● Data about app and page elements
※ ※ ※
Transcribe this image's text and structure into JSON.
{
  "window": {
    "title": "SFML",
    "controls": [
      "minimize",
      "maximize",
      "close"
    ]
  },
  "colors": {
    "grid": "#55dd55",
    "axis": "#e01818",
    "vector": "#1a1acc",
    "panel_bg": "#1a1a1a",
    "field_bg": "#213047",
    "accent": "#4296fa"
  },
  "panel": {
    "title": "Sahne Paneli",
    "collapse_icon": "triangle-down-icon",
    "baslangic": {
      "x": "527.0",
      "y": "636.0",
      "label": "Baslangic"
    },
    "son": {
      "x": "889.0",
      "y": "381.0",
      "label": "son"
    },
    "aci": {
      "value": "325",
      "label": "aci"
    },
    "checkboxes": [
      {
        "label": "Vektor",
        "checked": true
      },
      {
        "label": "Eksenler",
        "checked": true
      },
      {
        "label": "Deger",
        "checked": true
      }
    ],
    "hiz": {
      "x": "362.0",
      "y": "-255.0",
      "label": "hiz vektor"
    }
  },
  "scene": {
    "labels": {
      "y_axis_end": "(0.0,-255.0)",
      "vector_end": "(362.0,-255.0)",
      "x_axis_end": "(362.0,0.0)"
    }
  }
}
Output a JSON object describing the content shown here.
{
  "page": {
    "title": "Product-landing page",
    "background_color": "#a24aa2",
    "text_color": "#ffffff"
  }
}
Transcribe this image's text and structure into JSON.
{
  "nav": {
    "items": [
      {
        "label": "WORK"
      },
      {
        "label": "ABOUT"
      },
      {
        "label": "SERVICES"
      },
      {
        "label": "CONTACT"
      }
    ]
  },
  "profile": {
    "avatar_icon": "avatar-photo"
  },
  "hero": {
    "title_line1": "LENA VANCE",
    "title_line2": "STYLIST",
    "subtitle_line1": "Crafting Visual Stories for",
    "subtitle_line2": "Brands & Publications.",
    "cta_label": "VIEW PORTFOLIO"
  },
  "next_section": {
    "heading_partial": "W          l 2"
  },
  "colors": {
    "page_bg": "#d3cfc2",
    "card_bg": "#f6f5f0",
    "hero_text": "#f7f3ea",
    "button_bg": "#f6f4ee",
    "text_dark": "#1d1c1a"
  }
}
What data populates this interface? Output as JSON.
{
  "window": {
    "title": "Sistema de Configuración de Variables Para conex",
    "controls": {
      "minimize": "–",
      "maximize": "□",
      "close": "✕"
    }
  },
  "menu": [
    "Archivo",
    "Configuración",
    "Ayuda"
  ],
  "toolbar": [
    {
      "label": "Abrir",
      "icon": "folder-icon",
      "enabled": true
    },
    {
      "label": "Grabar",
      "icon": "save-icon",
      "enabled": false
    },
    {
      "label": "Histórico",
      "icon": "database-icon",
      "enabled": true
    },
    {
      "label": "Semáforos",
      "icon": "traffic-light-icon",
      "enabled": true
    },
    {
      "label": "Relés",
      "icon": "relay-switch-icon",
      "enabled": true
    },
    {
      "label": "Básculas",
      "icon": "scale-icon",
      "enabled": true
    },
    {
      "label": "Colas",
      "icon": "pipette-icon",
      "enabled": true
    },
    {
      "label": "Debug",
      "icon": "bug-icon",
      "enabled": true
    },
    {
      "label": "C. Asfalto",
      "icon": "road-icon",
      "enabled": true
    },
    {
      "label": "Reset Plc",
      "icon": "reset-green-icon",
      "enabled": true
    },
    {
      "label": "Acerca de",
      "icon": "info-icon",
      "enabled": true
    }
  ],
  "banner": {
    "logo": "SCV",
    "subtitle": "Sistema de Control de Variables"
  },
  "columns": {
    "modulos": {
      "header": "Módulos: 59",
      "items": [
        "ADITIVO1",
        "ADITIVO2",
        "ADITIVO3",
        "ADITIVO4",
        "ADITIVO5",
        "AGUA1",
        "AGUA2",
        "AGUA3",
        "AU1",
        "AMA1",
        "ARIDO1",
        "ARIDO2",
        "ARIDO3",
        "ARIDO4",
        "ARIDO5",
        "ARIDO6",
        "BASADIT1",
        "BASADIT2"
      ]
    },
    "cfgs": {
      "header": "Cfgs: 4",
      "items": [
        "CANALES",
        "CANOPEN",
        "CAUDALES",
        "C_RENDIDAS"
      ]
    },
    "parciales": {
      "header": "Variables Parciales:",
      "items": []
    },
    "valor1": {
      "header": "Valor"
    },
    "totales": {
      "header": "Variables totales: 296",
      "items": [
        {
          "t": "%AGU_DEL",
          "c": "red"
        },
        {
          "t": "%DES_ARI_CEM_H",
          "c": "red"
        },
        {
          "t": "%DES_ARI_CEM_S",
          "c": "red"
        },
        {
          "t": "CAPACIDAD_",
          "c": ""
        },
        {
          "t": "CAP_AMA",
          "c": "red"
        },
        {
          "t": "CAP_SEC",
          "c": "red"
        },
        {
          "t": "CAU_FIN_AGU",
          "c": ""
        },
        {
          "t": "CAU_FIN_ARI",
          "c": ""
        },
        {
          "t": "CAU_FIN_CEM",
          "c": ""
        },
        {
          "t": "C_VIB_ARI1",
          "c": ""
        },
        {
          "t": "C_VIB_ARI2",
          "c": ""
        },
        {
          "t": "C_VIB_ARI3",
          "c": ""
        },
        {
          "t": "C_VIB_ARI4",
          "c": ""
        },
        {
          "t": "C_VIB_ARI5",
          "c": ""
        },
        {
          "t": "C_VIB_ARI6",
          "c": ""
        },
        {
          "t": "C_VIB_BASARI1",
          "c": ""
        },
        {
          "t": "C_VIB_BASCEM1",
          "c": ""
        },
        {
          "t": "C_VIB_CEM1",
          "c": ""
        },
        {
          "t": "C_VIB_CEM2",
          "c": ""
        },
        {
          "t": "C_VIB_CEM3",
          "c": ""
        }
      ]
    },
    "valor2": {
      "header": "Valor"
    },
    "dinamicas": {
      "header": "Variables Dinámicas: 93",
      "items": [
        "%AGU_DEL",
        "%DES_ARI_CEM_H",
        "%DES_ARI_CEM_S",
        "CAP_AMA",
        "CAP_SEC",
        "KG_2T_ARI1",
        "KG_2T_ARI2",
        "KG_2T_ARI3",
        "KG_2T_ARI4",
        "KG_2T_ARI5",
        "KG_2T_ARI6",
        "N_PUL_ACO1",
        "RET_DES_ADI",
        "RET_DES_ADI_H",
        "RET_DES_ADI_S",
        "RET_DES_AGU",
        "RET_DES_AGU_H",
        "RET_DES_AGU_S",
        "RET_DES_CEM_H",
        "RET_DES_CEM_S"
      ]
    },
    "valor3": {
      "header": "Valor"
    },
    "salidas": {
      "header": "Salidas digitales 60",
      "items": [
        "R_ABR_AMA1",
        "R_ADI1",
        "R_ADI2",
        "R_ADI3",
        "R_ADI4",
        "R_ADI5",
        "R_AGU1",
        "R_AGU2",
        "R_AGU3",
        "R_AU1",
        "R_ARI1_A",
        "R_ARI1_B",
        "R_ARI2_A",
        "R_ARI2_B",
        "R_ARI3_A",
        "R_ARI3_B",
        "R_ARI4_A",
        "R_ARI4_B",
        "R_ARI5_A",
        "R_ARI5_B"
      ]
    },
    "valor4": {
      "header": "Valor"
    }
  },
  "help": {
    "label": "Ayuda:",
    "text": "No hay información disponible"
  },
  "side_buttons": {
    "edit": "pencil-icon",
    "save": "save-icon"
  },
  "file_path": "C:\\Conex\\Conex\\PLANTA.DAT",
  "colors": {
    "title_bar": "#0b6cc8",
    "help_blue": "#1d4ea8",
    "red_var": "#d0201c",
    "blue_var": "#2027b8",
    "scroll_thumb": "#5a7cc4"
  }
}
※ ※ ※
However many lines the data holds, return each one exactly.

● RESPONSE FOR THIS EXERCISE
Transcribe this image's text and structure into JSON.
{
  "window": {
    "title": "SFML",
    "controls": [
      "minimize",
      "maximize",
      "close"
    ]
  },
  "colors": {
    "grid": "#55dd55",
    "axis": "#e01818",
    "vector": "#1a1acc",
    "panel_bg": "#1a1a1a",
    "field_bg": "#213047",
    "accent": "#4296fa"
  },
  "panel": {
    "title": "Sahne Paneli",
    "collapse_icon": "triangle-down-icon",
    "baslangic": {
      "x": "527.0",
      "y": "636.0",
      "label": "Baslangic"
    },
    "son": {
      "x": "889.0",
      "y": "381.0",
      "label": "son"
    },
    "aci": {
      "value": "325",
      "label": "aci"
    },
    "checkboxes": [
      {
        "label": "Vektor",
        "checked": true
      },
      {
        "label": "Eksenler",
        "checked": true
      },
      {
        "label": "Deger",
        "checked": true
      }
    ],
    "hiz": {
      "x": "362.0",
      "y": "-255.0",
      "label": "hiz vektor"
    }
  },
  "scene": {
    "labels": {
      "y_axis_end": "(0.0,-255.0)",
      "vector_end": "(362.0,-255.0)",
      "x_axis_end": "(362.0,0.0)"
    }
  }
}
Output a JSON object describing the content shown here.
{
  "page": {
    "title": "Product-landing page",
    "background_color": "#a24aa2",
    "text_color": "#ffffff"
  }
}
Transcribe this image's text and structure into JSON.
{
  "nav": {
    "items": [
      {
        "label": "WORK"
      },
      {
        "label": "ABOUT"
      },
      {
        "label": "SERVICES"
      },
      {
        "label": "CONTACT"
      }
    ]
  },
  "profile": {
    "avatar_icon": "avatar-photo"
  },
  "hero": {
    "title_line1": "LENA VANCE",
    "title_line2": "STYLIST",
    "subtitle_line1": "Crafting Visual Stories for",
    "subtitle_line2": "Brands & Publications.",
    "cta_label": "VIEW PORTFOLIO"
  },
  "next_section": {
    "heading_partial": "W          l 2"
  },
  "colors": {
    "page_bg": "#d3cfc2",
    "card_bg": "#f6f5f0",
    "hero_text": "#f7f3ea",
    "button_bg": "#f6f4ee",
    "text_dark": "#1d1c1a"
  }
}
What data populates this interface? Output as JSON.
{
  "window": {
    "title": "Sistema de Configuración de Variables Para conex",
    "controls": {
      "minimize": "–",
      "maximize": "□",
      "close": "✕"
    }
  },
  "menu": [
    "Archivo",
    "Configuración",
    "Ayuda"
  ],
  "toolbar": [
    {
      "label": "Abrir",
      "icon": "folder-icon",
      "enabled": true
    },
    {
      "label": "Grabar",
      "icon": "save-icon",
      "enabled": false
    },
    {
      "label": "Histórico",
      "icon": "database-icon",
      "enabled": true
    },
    {
      "label": "Semáforos",
      "icon": "traffic-light-icon",
      "enabled": true
    },
    {
      "label": "Relés",
      "icon": "relay-switch-icon",
      "enabled": true
    },
    {
      "label": "Básculas",
      "icon": "scale-icon",
      "enabled": true
    },
    {
      "label": "Colas",
      "icon": "pipette-icon",
      "enabled": true
    },
    {
      "label": "Debug",
      "icon": "bug-icon",
      "enabled": true
    },
    {
      "label": "C. Asfalto",
      "icon": "road-icon",
      "enabled": true
    },
    {
      "label": "Reset Plc",
      "icon": "reset-green-icon",
      "enabled": true
    },
    {
      "label": "Acerca de",
      "icon": "info-icon",
      "enabled": true
    }
  ],
  "banner": {
    "logo": "SCV",
    "subtitle": "Sistema de Control de Variables"
  },
  "columns": {
    "modulos": {
      "header": "Módulos: 59",
      "items": [
        "ADITIVO1",
        "ADITIVO2",
        "ADITIVO3",
        "ADITIVO4",
        "ADITIVO5",
        "AGUA1",
        "AGUA2",
        "AGUA3",
        "AU1",
        "AMA1",
        "ARIDO1",
        "ARIDO2",
        "ARIDO3",
        "ARIDO4",
        "ARIDO5",
        "ARIDO6",
        "BASADIT1",
        "BASADIT2"
      ]
    },
    "cfgs": {
      "header": "Cfgs: 4",
      "items": [
        "CANALES",
        "CANOPEN",
        "CAUDALES",
        "C_RENDIDAS"
      ]
    },
    "parciales": {
      "header": "Variables Parciales:",
      "items": []
    },
    "valor1": {
      "header": "Valor"
    },
    "totales": {
      "header": "Variables totales: 296",
      "items": [
        {
          "t": "%AGU_DEL",
          "c": "red"
        },
        {
          "t": "%DES_ARI_CEM_H",
          "c": "red"
        },
        {
          "t": "%DES_ARI_CEM_S",
          "c": "red"
        },
        {
          "t": "CAPACIDAD_",
          "c": ""
        },
        {
          "t": "CAP_AMA",
          "c": "red"
        },
        {
          "t": "CAP_SEC",
          "c": "red"
        },
        {
          "t": "CAU_FIN_AGU",
          "c": ""
        },
        {
          "t": "CAU_FIN_ARI",
          "c": ""
        },
        {
          "t": "CAU_FIN_CEM",
          "c": ""
        },
        {
          "t": "C_VIB_ARI1",
          "c": ""
        },
        {
          "t": "C_VIB_ARI2",
          "c": ""
        },
        {
          "t": "C_VIB_ARI3",
          "c": ""
        },
        {
          "t": "C_VIB_ARI4",
          "c": ""
        },
        {
          "t": "C_VIB_ARI5",
          "c": ""
        },
        {
          "t": "C_VIB_ARI6",
          "c": ""
        },
        {
          "t": "C_VIB_BASARI1",
          "c": ""
        },
        {
          "t": "C_VIB_BASCEM1",
          "c": ""
        },
        {
          "t": "C_VIB_CEM1",
          "c": ""
        },
        {
          "t": "C_VIB_CEM2",
          "c": ""
        },
        {
          "t": "C_VIB_CEM3",
          "c": ""
        }
      ]
    },
    "valor2": {
      "header": "Valor"
    },
    "dinamicas": {
      "header": "Variables Dinámicas: 93",
      "items": [
        "%AGU_DEL",
        "%DES_ARI_CEM_H",
        "%DES_ARI_CEM_S",
        "CAP_AMA",
        "CAP_SEC",
        "KG_2T_ARI1",
        "KG_2T_ARI2",
        "KG_2T_ARI3",
        "KG_2T_ARI4",
        "KG_2T_ARI5",
        "KG_2T_ARI6",
        "N_PUL_ACO1",
        "RET_DES_ADI",
        "RET_DES_ADI_H",
        "RET_DES_ADI_S",
        "RET_DES_AGU",
        "RET_DES_AGU_H",
        "RET_DES_AGU_S",
        "RET_DES_CEM_H",
        "RET_DES_CEM_S"
      ]
    },
    "valor3": {
      "header": "Valor"
    },
    "salidas": {
      "header": "Salidas digitales 60",
      "items": [
        "R_ABR_AMA1",
        "R_ADI1",
        "R_ADI2",
        "R_ADI3",
        "R_ADI4",
        "R_ADI5",
        "R_AGU1",
        "R_AGU2",
        "R_AGU3",
        "R_AU1",
        "R_ARI1_A",
        "R_ARI1_B",
        "R_ARI2_A",
        "R_ARI2_B",
        "R_ARI3_A",
        "R_ARI3_B",
        "R_ARI4_A",
        "R_ARI4_B",
        "R_ARI5_A",
        "R_ARI5_B"
      ]
    },
    "valor4": {
      "header": "Valor"
    }
  },
  "help": {
    "label": "Ayuda:",
    "text": "No hay información disponible"
  },
  "side_buttons": {
    "edit": "pencil-icon",
    "save": "save-icon"
  },
  "file_path": "C:\\Conex\\Conex\\PLANTA.DAT",
  "colors": {
    "title_bar": "#0b6cc8",
    "help_blue": "#1d4ea8",
    "red_var": "#d0201c",
    "blue_var": "#2027b8",
    "scroll_thumb": "#5a7cc4"
  }
}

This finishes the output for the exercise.